Each organisation involved will be expected to develop their own implementation plan, involving their FGM leads and other partner agencies, including local third sector and community development organisations, as appropriate. This should include indicators to demonstrate progress towards output, outcomes and timescales agreed in the NAP.

Key Findings

This EQIA process for the Scotland's National Action Plan to Prevent and Eradicate Female Genital Mutilation ( FGM) 2016 – 2020 and the Multi-Agency FGM National Guidance has helped to identify various activities and actions to tackle this unacceptable practice in Scotland. In particular, the engagement process highlighted the need for more awareness raising campaigns and adequate training for frontline staff who will be the first point of contact for some survivors.

Discrimination and barriers in accessing health services and resources were of particular concern to participants. In relation to broader issues, participants wanted to see action to tackle the lack of understanding of legislation in Scotland, raising awareness of children's rights and gender equality in general, more investigation into gender based violence without stigmatisation and frontline practitioners being able to competently identify FGM and respond appropriately.

Recommendations and Conclusion

The National Action Plan forms part of the wider work of the Scottish Government to prevent and erradicate all forms of Violence Against Women and Girls, and to promote gender equality. It is aligned with Equally Safe, Scotland's strategy to prevent and eradicate violence against women and girls and will continue to move forward as this strategy develops and progress is made on the wider agenda of Violence Against Women and Girls.

Publication of the NAP is only the first step. As we move into the implementation stage, we will continue to engage with our stakeholders and Scottish Government colleagues to develop the actions and activities so they can be tangibly measured and achieved. We will also continue to work very closely with affected communities to develop the most effective methods of engagement, and encourage community members to talk about their experiences to de-stigmatise this practice.

The findings of this EQIA were negotiated and agreed with multi agency professionals and community organisations. The Scottish Government has worked hard to develop and maintain these valuable relationships and will continue to build on these moving forward into the implementation stage. This will provide a vital link because we believe the solution to the elimination of this practice lies within the communities potentially affected by it.

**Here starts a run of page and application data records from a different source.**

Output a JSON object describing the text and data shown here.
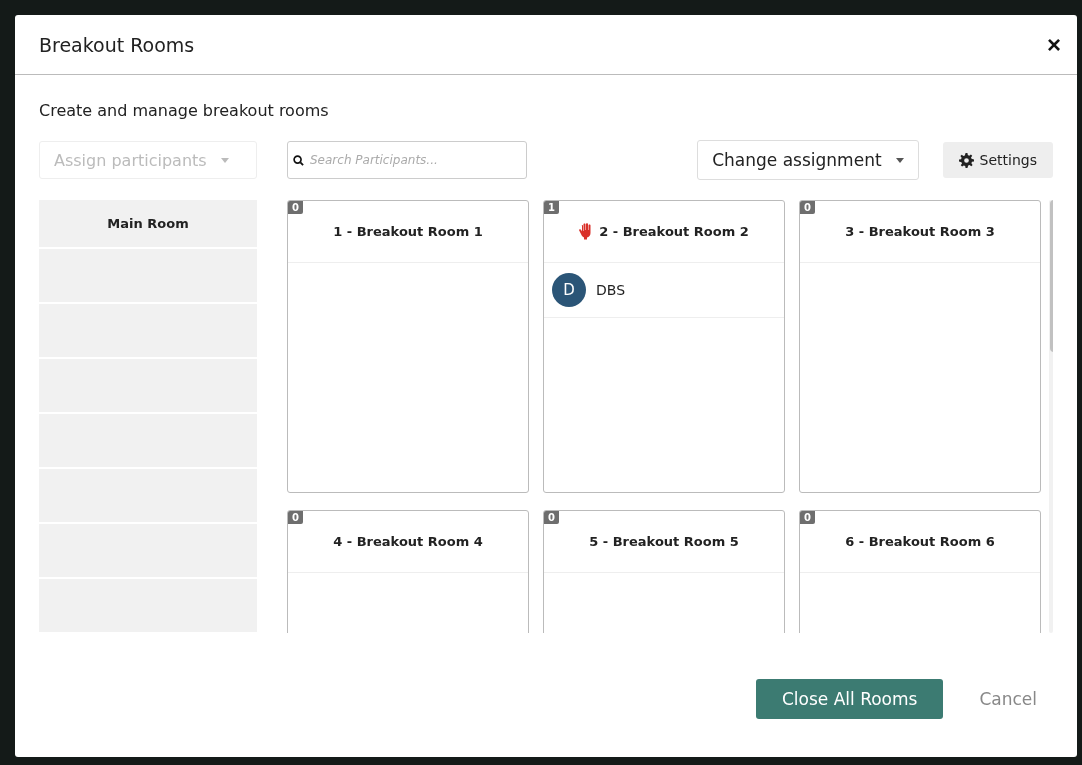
{
  "dialog": {
    "title": "Breakout Rooms",
    "close": "×",
    "subtitle": "Create and manage breakout rooms"
  },
  "toolbar": {
    "assign": {
      "label": "Assign participants",
      "disabled": true
    },
    "search": {
      "placeholder": "Search Participants..."
    },
    "change_assignment": "Change assignment",
    "settings": "Settings"
  },
  "main_room": {
    "title": "Main Room"
  },
  "rooms": [
    {
      "count": "0",
      "name": "1 - Breakout Room 1",
      "hand_raised": false
    },
    {
      "count": "1",
      "name": "2 - Breakout Room 2",
      "hand_raised": true,
      "participants": [
        {
          "initial": "D",
          "name": "DBS"
        }
      ]
    },
    {
      "count": "0",
      "name": "3 - Breakout Room 3",
      "hand_raised": false
    },
    {
      "count": "0",
      "name": "4 - Breakout Room 4",
      "hand_raised": false
    },
    {
      "count": "0",
      "name": "5 - Breakout Room 5",
      "hand_raised": false
    },
    {
      "count": "0",
      "name": "6 - Breakout Room 6",
      "hand_raised": false
    }
  ],
  "footer": {
    "primary": "Close All Rooms",
    "cancel": "Cancel"
  }
}
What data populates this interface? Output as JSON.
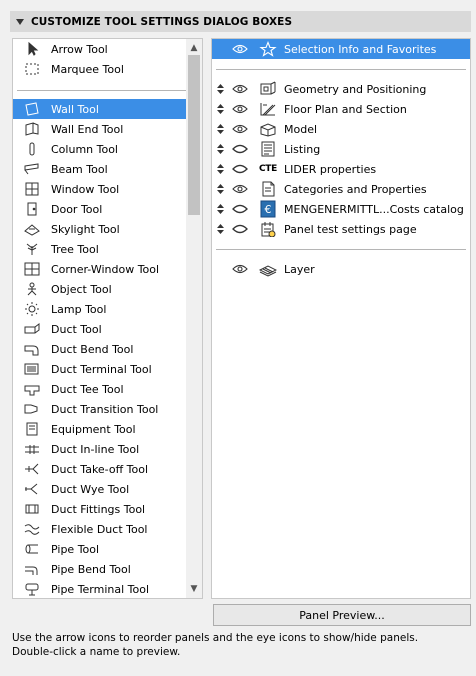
{
  "header": {
    "title": "CUSTOMIZE TOOL SETTINGS DIALOG BOXES"
  },
  "tools_top": [
    {
      "label": "Arrow Tool",
      "icon": "arrow-icon"
    },
    {
      "label": "Marquee Tool",
      "icon": "marquee-icon"
    }
  ],
  "tools": [
    {
      "label": "Wall Tool",
      "icon": "wall-icon",
      "selected": true
    },
    {
      "label": "Wall End Tool",
      "icon": "wall-end-icon"
    },
    {
      "label": "Column Tool",
      "icon": "column-icon"
    },
    {
      "label": "Beam Tool",
      "icon": "beam-icon"
    },
    {
      "label": "Window Tool",
      "icon": "window-icon"
    },
    {
      "label": "Door Tool",
      "icon": "door-icon"
    },
    {
      "label": "Skylight Tool",
      "icon": "skylight-icon"
    },
    {
      "label": "Tree Tool",
      "icon": "tree-icon"
    },
    {
      "label": "Corner-Window Tool",
      "icon": "corner-window-icon"
    },
    {
      "label": "Object Tool",
      "icon": "object-icon"
    },
    {
      "label": "Lamp Tool",
      "icon": "lamp-icon"
    },
    {
      "label": "Duct Tool",
      "icon": "duct-icon"
    },
    {
      "label": "Duct Bend Tool",
      "icon": "duct-bend-icon"
    },
    {
      "label": "Duct Terminal Tool",
      "icon": "duct-terminal-icon"
    },
    {
      "label": "Duct Tee Tool",
      "icon": "duct-tee-icon"
    },
    {
      "label": "Duct Transition Tool",
      "icon": "duct-transition-icon"
    },
    {
      "label": "Equipment Tool",
      "icon": "equipment-icon"
    },
    {
      "label": "Duct In-line Tool",
      "icon": "duct-inline-icon"
    },
    {
      "label": "Duct Take-off Tool",
      "icon": "duct-takeoff-icon"
    },
    {
      "label": "Duct Wye Tool",
      "icon": "duct-wye-icon"
    },
    {
      "label": "Duct Fittings Tool",
      "icon": "duct-fittings-icon"
    },
    {
      "label": "Flexible Duct Tool",
      "icon": "flexible-duct-icon"
    },
    {
      "label": "Pipe Tool",
      "icon": "pipe-icon"
    },
    {
      "label": "Pipe Bend Tool",
      "icon": "pipe-bend-icon"
    },
    {
      "label": "Pipe Terminal Tool",
      "icon": "pipe-terminal-icon"
    }
  ],
  "panels_top": [
    {
      "label": "Selection Info and Favorites",
      "icon": "star-icon",
      "eye": "open",
      "selected": true
    }
  ],
  "panels": [
    {
      "label": "Geometry and Positioning",
      "icon": "geometry-icon",
      "eye": "open"
    },
    {
      "label": "Floor Plan and Section",
      "icon": "floor-plan-icon",
      "eye": "open"
    },
    {
      "label": "Model",
      "icon": "model-icon",
      "eye": "open"
    },
    {
      "label": "Listing",
      "icon": "listing-icon",
      "eye": "closed"
    },
    {
      "label": "LIDER properties",
      "icon": "cte-icon",
      "icon_text": "CTE",
      "eye": "closed"
    },
    {
      "label": "Categories and Properties",
      "icon": "categories-icon",
      "eye": "open"
    },
    {
      "label": "MENGENERMITTL...Costs catalog",
      "icon": "costs-catalog-icon",
      "eye": "closed"
    },
    {
      "label": "Panel test settings page",
      "icon": "panel-test-icon",
      "eye": "closed"
    }
  ],
  "panels_bottom": [
    {
      "label": "Layer",
      "icon": "layer-icon",
      "eye": "open"
    }
  ],
  "preview_button": "Panel Preview...",
  "help": [
    "Use the arrow icons to reorder panels and the eye icons to show/hide panels.",
    "Double-click a name to preview."
  ]
}
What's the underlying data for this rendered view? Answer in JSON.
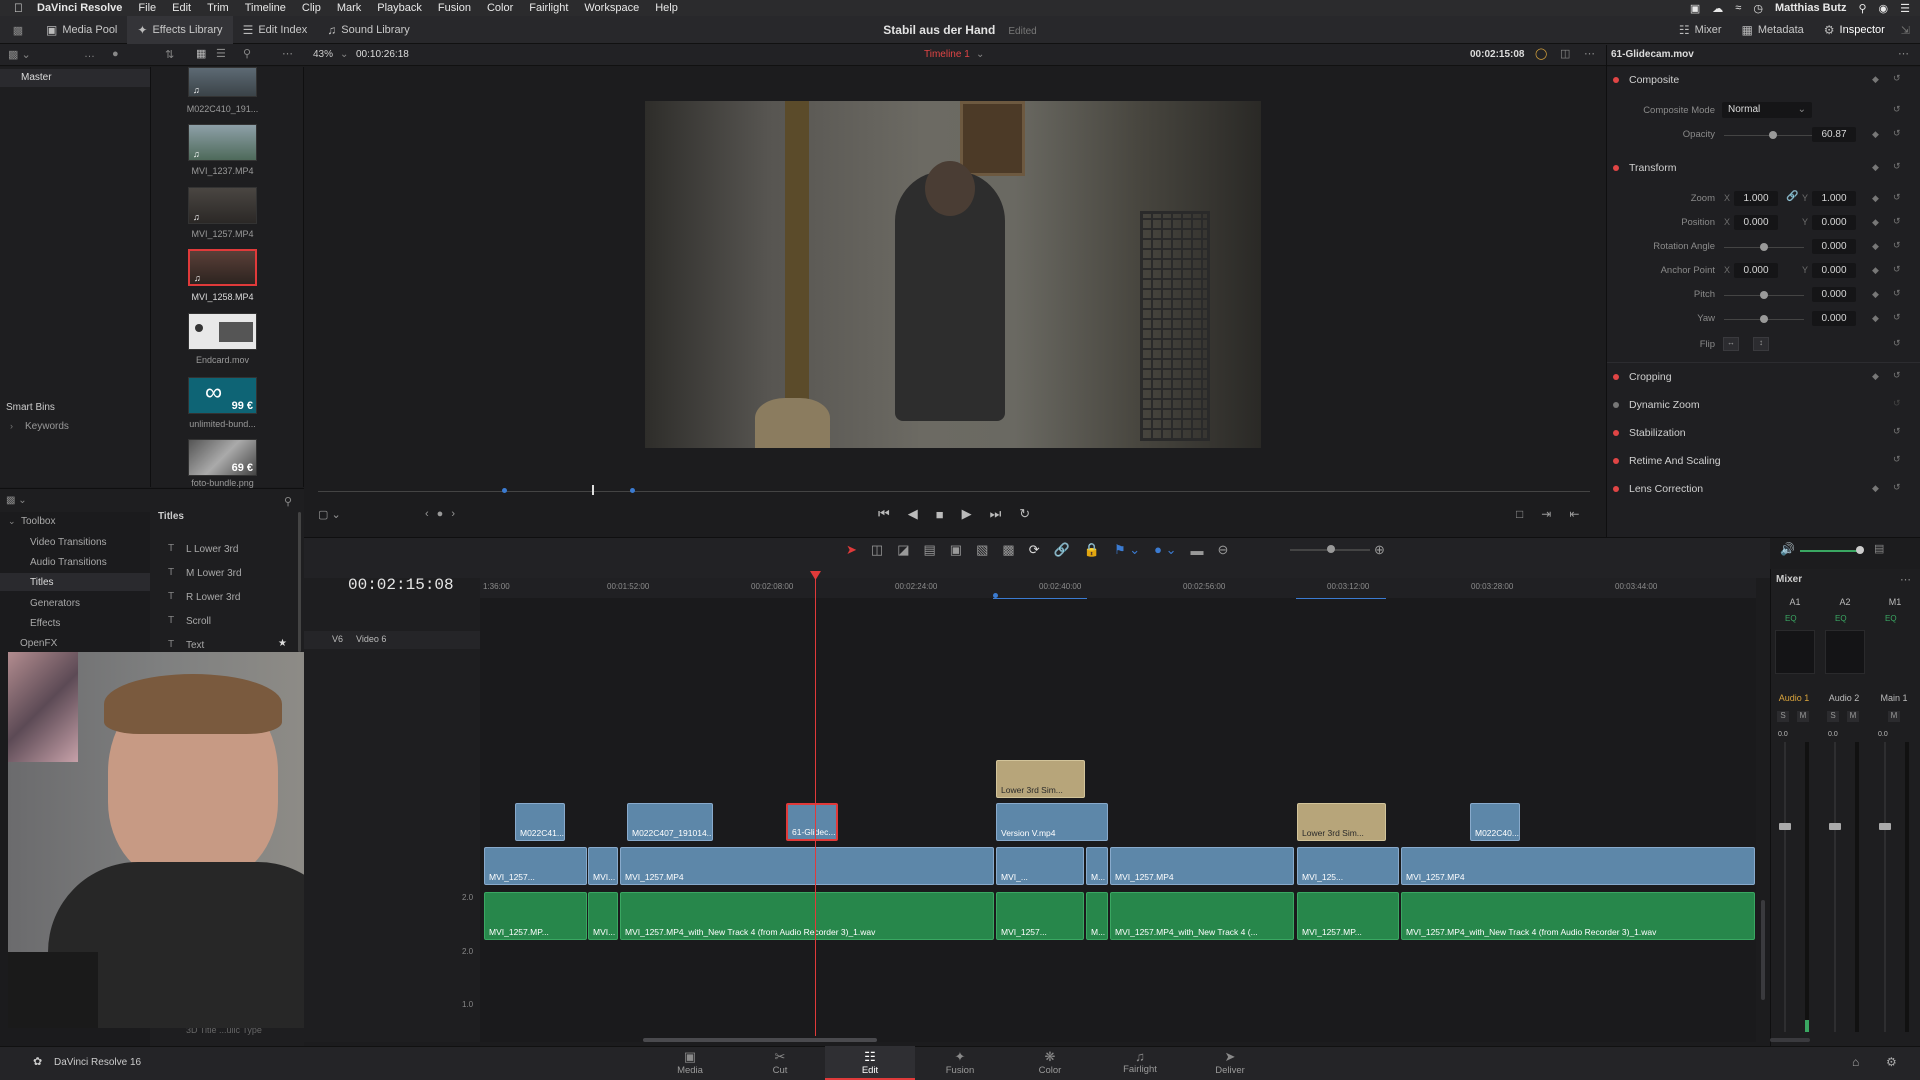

Contact

Email: Bruce Sutherland

Phone: 0300 244 4000 – Central Enquiry Unit

The Scottish Government
St Andrew's House
Regent Road
Edinburgh
EH1 3DG